Artist Loren Stump specializes in a form of glasswork called murrine, where rods of glass are melted together and then sliced to reveal elaborate patterns and forms. While the murrina process appeared in the Mideast some 4,000 years ago, Stump has perfected his own technique over the past 35 years to the point where he can now layer entire portraits and paintings in glass before slicing them to see the final results.
Posted to Cross Connect by Sunil
cross-connect:

Artist Loren Stump specializes in a form of glasswork called murrine, where rods of glass are melted together and then sliced to reveal elaborate patterns and forms. While the murrina process appeared in the Mideast some 4,000 years ago, Stump has perfected his own technique over the past 35 years to the point where he can now layer entire portraits and paintings in glass before slicing them to see the final results.
Posted to Cross Connect by Sunil
cross-connect:
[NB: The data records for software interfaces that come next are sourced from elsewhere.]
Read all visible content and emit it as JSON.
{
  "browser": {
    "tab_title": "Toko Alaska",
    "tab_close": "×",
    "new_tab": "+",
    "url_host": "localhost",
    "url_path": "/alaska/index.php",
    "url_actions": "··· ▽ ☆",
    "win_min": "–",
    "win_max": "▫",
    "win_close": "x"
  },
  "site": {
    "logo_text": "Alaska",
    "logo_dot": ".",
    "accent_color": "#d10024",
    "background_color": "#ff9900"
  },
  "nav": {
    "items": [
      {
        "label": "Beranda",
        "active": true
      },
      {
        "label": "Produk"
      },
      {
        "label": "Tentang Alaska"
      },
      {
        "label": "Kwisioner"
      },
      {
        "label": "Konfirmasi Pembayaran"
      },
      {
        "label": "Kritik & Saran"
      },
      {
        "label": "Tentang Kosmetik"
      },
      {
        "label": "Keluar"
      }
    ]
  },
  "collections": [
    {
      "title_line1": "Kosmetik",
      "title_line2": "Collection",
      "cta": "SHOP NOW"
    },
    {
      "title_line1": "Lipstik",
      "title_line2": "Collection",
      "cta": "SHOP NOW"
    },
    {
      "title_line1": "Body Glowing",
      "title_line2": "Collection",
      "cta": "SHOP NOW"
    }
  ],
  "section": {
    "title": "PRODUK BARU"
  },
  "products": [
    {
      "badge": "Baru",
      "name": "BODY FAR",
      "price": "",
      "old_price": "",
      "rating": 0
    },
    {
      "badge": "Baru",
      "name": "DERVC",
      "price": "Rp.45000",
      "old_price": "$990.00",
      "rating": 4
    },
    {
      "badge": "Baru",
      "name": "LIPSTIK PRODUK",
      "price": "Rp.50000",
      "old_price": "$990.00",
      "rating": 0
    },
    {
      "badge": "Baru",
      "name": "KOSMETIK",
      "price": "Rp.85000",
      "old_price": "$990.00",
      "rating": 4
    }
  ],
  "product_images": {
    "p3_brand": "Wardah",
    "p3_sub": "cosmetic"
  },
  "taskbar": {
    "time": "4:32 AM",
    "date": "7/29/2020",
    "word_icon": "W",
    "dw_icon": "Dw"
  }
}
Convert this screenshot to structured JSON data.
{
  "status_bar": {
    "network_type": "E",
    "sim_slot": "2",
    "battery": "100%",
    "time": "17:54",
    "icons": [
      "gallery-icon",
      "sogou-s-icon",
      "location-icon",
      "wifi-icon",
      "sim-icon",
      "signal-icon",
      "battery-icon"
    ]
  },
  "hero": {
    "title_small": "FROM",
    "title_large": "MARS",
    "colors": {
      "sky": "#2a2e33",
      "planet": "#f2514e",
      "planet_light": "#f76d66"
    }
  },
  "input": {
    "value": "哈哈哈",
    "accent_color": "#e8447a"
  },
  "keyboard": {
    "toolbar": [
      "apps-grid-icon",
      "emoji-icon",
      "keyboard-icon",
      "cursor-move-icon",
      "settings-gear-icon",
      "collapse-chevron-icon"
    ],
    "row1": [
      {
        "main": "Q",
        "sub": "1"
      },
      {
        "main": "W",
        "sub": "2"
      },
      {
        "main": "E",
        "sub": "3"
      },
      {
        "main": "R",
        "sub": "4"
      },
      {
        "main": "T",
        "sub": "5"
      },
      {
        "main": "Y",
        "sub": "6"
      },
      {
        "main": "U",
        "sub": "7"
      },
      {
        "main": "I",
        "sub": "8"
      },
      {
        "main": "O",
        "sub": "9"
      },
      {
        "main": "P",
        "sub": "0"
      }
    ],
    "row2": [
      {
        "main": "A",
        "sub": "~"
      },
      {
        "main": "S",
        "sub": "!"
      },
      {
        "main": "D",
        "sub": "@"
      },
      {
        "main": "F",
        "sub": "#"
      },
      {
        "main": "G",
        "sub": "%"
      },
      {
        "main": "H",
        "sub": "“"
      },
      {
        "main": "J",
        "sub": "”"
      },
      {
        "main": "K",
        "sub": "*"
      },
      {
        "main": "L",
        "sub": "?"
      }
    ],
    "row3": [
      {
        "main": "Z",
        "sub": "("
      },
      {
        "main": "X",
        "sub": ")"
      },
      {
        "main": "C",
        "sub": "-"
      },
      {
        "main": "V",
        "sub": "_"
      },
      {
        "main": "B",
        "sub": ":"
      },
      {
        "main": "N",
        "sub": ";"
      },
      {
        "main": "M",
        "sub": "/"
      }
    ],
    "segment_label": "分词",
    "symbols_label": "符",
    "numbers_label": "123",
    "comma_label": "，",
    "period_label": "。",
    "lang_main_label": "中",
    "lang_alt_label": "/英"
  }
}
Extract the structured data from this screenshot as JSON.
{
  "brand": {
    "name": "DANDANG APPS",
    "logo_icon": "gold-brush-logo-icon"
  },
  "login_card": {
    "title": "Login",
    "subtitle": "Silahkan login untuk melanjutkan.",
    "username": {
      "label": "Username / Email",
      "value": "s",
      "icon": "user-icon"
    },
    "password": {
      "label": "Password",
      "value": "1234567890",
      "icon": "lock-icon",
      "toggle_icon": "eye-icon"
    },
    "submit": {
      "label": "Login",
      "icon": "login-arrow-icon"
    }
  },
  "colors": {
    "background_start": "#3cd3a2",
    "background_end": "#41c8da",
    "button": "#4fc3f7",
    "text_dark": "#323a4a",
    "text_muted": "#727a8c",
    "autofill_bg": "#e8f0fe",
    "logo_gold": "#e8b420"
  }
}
Artist Loren Stump specializes in a form of glasswork called murrine, where rods of glass are melted together and then sliced to reveal elaborate patterns and forms. While the murrina process appeared in the Mideast some 4,000 years ago, Stump has perfected his own technique over the past 35 years to the point where he can now layer entire portraits and paintings in glass before slicing them to see the final results.
Posted to Cross Connect by Sunil

cross-connect:

Artist Loren Stump specializes in a form of glasswork called murrine, where rods of glass are melted together and then sliced to reveal elaborate patterns and forms. While the murrina process appeared in the Mideast some 4,000 years ago, Stump has perfected his own technique over the past 35 years to the point where he can now layer entire portraits and paintings in glass before slicing them to see the final results.

Posted to Cross Connect by Sunil

“Food doesn’t taste better or worse when documented by Instagram. Laughter is as genuine over Skype as it would be sharing a sofa. Pay attention. Take in nature, hold someone’s hand, read a book. But don’t ever apologize for snapping a photo of a sunrise after a hike, or blogging about the excitement of having a crush, or updating your goodreads account. All of these things are good and should be celebrated. Smile at strangers on the sidewalk and like your friends’ selfies. It’s all good for the human spirit.”
cogitoergoblog on Facebook (via liamdryden)

(via missfifilaroux)

nevver:

Who’ll stop the rain?
nevver:

Who’ll stop the rain?
nevver:

Who’ll stop the rain?